16. I find orgasms to be overstimulating, almost painful. Is there something wrong with me?
First, talk to your gynecologist after a full checkup, especially if the contractions felt good in the past and have recently become painful. If that's not the case, it doesn't mean there's something wrong. If you're in your 20s, orgasms might seem painful simply because sex may be relatively new territory for you. Over time, you'll become more familiar with your body and what feels good.
For many women, riding the crest of the wave may be better than going over the top, which can be too intense. It could also be that your partner's stimulation is too direct. Showing your partner what you like and what doesn't work is part of being in a mutually enjoyable sexual relationship. Orgasm doesn't have to be the goal. It's more important, and fun, to figure out what works for both of you. — Hilda Hutcherson, MD
(Dr. Hutcherson is an obstetrician-gynecologist and author of Pleasure: A Woman's Guide to Getting the Sex You Want, Need, and Deserve [Perigee].)
17. What freaks me out about turning 50: I'll spend all my time looking back on the things I haven't done.
I'm a grandmother of 12 who remarried three years ago at the age of 68, I've written books, and I host a radio show and write a column, both called Second Wind. That's the theme in my life—getting a second wind after 50.
Regrets are passions that aren't pursued: "I never got a chance to travel, or to be an artist." As you move toward retirement, you get the time to do these things. I was in my 60s when I thought, "What do I want to be when I grow up?" I went back to school to study gerontology and got my master's degree when I was 66. A friend of mine is writing her second novel at the age of 70.

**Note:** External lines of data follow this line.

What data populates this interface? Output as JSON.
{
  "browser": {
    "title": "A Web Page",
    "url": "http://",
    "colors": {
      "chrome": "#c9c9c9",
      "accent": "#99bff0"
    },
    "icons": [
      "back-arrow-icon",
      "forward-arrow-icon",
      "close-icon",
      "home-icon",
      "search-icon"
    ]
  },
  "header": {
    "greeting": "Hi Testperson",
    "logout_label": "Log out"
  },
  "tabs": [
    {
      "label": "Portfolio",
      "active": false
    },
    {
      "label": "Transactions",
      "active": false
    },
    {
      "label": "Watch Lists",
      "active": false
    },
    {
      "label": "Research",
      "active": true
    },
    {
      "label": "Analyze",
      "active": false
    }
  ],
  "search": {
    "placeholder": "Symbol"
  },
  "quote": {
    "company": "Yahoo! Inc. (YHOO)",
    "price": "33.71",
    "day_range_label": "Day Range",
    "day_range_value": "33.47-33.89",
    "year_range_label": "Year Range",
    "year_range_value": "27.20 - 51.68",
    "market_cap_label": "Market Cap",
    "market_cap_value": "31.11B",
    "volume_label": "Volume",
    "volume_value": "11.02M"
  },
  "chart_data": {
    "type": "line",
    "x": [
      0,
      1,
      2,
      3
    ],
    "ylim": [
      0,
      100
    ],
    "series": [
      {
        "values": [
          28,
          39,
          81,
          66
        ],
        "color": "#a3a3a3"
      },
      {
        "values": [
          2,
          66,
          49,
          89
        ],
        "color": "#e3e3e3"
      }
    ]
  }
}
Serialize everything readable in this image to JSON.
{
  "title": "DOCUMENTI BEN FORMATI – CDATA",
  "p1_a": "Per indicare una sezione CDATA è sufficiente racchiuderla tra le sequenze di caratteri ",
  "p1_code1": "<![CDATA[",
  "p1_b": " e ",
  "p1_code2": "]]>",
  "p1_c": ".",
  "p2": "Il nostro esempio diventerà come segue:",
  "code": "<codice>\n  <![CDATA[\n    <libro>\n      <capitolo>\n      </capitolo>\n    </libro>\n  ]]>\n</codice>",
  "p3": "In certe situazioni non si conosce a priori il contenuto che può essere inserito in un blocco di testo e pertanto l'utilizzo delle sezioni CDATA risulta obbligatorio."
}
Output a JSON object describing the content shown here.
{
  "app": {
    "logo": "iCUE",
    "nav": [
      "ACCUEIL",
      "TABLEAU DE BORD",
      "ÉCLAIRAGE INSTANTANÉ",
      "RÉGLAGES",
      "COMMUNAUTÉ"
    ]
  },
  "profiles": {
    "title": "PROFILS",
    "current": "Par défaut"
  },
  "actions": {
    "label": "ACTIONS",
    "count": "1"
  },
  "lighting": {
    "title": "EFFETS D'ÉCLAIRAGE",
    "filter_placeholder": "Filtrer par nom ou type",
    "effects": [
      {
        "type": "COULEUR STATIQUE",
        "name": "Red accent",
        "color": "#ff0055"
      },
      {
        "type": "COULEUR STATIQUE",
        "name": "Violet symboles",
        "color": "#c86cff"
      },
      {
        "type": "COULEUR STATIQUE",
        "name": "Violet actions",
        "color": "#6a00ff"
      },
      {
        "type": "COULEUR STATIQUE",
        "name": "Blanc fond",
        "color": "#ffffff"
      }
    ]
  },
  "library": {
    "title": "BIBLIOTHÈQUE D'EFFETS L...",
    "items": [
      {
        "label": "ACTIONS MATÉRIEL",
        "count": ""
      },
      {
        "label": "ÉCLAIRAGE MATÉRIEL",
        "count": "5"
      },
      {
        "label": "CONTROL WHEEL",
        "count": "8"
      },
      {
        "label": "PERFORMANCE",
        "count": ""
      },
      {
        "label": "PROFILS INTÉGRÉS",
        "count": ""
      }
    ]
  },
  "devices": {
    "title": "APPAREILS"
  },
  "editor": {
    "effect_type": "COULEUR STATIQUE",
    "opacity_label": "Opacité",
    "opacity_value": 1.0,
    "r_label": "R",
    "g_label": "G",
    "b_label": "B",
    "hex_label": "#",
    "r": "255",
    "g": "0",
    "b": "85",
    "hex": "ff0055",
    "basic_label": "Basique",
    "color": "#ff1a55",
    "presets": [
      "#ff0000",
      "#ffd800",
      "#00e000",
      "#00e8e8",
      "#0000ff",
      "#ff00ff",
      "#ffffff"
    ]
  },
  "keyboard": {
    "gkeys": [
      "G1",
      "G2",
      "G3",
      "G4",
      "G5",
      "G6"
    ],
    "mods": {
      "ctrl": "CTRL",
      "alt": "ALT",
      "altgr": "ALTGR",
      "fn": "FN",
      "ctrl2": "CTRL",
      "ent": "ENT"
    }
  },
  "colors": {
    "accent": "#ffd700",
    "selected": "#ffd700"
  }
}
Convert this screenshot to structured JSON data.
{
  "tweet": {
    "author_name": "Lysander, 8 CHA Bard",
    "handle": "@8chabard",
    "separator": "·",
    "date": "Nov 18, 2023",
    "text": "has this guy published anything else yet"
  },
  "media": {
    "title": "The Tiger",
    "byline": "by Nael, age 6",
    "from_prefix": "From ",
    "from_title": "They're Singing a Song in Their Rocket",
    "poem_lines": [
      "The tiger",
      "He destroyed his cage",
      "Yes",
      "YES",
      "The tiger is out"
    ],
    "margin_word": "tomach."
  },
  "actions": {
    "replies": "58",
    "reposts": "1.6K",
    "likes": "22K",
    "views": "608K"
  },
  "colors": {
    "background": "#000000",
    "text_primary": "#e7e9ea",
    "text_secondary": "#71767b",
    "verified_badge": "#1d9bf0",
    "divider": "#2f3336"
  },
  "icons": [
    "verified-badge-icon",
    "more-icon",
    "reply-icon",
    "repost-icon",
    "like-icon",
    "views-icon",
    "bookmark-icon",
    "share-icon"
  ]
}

Women had a revolution in the 1970s for liberation and equal pay, and now we're having another revolution about what it means to be older. Aging isn't the end of the road; it's the gift of another beginning. — Mel Walsh, MA
(Walsh is the author of Hot Granny [Chronicle].)